Ward describes the new centre as a beautiful space where people are invited to "bring their best selves," and she said that is already happening.
"When you see participants of programming coming in to get the food bank distribution and they're actually turning around and mopping the floors and sweeping, or asking, 'Can I try and cook? Can I come and help?,' that right there is huge," she said.
'We serve good food'
Back at the Natoaganeg School, Freda Simon is preparing fish, potato wedges, salad and fruit for about 80 students who will be sitting down for lunch in a couple of hours.
The toast she started serving 12 years ago as a way to settle hungry bellies, is now a community-wide effort that includes the Community Food Centre, and two meals every day, for every student.
In the kitchen at the new kindergarten to Grade 8 school, Simon is humble, but proud of the food she serves.
Her menu regularly includes wild meat, fish and believe it or not, a very popular salad bar.
"Even one kid said, 'Oh I want more vegetables,'" Simon said. "I said, 'I'll give you more,' as long as you eat them that's good enough for me."
They were asked, 'Do you want a pizza party?' They said, 'No, we want chicken and salad,' so that blows your mind that they're more health conscious … than many of their parents or grandparents.- George Ginnish, chief
"Way back when, when I was growing up, my dad would hunt moose and we used to have an old barn and we just put it there and whoever wants it, goes and gets a piece. You know we all gave. But it's not like that today."
The chief says the students are proof that eating traditional food will improve health and well-being, with obesity levels among their young people dropping.
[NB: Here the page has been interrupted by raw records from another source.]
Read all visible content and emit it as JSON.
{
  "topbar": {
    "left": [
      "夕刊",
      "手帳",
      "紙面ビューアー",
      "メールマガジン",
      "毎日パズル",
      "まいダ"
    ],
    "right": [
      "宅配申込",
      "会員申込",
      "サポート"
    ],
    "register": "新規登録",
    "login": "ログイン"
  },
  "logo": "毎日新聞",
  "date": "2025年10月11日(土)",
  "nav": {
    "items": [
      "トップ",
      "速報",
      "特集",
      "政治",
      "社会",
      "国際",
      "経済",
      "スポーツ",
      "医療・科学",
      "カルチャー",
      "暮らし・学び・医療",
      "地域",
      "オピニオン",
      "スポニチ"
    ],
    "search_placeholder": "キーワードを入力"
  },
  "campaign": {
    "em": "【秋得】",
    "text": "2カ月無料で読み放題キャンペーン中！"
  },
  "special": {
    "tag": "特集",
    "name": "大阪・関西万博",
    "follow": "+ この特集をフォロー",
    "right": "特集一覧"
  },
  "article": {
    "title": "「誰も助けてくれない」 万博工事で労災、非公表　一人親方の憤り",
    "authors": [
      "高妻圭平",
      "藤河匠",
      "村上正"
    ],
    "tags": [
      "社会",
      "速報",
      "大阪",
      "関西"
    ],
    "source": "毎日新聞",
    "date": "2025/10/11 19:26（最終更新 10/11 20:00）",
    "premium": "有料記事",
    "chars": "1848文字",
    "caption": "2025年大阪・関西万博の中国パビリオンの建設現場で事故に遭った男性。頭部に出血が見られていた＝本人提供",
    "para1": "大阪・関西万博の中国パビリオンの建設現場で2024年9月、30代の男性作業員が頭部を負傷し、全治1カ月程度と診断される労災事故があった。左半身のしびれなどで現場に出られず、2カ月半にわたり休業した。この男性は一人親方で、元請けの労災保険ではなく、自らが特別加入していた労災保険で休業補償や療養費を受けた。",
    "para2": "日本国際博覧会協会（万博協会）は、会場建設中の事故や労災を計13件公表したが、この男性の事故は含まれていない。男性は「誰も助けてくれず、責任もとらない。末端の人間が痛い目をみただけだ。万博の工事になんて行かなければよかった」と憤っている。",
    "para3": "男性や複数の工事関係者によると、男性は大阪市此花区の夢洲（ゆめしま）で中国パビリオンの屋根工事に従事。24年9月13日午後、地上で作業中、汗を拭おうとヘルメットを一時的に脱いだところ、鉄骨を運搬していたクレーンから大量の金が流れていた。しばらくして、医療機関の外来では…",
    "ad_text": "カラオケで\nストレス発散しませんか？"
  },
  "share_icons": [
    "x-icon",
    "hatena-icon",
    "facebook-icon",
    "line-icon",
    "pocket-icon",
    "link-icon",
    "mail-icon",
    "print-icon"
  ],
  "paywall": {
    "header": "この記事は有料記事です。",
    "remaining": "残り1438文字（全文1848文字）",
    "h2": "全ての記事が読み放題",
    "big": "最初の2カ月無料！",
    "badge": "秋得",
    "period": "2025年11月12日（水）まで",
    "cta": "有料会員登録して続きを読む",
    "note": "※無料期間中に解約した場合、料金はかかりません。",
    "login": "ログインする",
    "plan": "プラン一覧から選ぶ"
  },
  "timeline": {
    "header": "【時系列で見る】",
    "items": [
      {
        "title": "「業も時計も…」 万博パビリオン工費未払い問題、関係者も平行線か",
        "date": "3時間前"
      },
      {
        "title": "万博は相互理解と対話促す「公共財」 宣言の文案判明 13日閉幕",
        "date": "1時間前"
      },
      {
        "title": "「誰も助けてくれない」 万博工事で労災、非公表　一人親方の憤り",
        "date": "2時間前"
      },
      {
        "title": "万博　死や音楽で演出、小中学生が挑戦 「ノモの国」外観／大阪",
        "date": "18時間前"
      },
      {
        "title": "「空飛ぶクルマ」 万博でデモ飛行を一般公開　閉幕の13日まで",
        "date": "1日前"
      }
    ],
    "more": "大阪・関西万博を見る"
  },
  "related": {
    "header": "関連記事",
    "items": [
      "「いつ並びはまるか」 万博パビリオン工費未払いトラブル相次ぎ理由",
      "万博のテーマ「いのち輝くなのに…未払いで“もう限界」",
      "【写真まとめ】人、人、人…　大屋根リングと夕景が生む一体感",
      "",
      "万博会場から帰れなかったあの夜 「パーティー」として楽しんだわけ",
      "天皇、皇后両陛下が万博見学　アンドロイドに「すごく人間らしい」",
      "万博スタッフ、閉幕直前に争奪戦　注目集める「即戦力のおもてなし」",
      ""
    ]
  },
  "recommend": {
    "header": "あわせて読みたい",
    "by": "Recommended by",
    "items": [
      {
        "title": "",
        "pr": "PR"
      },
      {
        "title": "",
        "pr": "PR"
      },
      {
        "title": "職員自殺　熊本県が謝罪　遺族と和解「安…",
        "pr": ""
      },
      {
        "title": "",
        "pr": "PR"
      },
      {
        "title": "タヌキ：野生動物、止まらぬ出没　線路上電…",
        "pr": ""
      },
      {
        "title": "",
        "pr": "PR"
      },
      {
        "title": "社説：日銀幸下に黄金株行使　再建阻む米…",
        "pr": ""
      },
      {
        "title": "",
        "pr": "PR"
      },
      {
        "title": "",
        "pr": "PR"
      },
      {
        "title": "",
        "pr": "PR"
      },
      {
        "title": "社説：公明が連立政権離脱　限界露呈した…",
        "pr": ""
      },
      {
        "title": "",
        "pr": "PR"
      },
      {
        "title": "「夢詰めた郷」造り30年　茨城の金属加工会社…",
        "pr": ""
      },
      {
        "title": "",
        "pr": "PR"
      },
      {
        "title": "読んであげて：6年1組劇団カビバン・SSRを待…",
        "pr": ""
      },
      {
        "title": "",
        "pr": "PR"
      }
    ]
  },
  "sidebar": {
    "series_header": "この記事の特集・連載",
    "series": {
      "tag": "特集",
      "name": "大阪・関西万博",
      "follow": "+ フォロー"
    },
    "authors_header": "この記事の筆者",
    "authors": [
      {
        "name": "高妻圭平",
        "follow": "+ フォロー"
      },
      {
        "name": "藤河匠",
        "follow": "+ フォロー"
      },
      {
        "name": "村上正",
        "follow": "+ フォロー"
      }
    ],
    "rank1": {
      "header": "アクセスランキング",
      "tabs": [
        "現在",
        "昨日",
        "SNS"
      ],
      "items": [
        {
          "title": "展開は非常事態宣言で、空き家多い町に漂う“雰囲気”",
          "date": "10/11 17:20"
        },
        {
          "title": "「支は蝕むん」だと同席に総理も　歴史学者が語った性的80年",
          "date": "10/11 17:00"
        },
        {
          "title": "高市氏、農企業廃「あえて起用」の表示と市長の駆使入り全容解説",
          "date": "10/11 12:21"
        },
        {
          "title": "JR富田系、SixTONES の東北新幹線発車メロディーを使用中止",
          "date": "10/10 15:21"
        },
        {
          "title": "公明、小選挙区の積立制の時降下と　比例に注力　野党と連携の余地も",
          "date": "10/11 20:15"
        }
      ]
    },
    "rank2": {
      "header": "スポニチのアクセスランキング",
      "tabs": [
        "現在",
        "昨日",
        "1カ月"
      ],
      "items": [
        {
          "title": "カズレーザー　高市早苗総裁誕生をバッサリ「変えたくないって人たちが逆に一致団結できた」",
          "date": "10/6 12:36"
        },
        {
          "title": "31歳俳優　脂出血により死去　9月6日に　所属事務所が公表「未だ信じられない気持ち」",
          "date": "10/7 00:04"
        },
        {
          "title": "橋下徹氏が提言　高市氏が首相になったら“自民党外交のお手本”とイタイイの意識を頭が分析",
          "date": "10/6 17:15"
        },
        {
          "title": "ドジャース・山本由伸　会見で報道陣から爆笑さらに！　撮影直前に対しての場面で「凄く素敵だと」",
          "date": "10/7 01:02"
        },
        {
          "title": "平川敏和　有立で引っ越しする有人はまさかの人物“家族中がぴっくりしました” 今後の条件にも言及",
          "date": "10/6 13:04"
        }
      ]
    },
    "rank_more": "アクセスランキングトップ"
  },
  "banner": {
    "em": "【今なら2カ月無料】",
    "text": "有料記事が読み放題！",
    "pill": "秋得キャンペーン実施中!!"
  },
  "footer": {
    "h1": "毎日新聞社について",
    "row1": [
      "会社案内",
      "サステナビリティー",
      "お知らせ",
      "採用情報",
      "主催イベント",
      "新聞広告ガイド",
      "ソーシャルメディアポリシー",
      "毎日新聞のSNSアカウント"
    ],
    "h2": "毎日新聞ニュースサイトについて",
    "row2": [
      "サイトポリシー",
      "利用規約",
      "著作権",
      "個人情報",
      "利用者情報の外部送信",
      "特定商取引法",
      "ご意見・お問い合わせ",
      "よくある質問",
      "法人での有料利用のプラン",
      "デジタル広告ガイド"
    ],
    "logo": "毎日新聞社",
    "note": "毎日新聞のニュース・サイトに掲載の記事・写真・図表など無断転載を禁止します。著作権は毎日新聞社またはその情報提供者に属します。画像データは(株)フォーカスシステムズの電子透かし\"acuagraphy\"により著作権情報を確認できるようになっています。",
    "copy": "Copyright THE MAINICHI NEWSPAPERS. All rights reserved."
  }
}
"These little buggers have embraced their salad bar," Ginnish said with a laugh.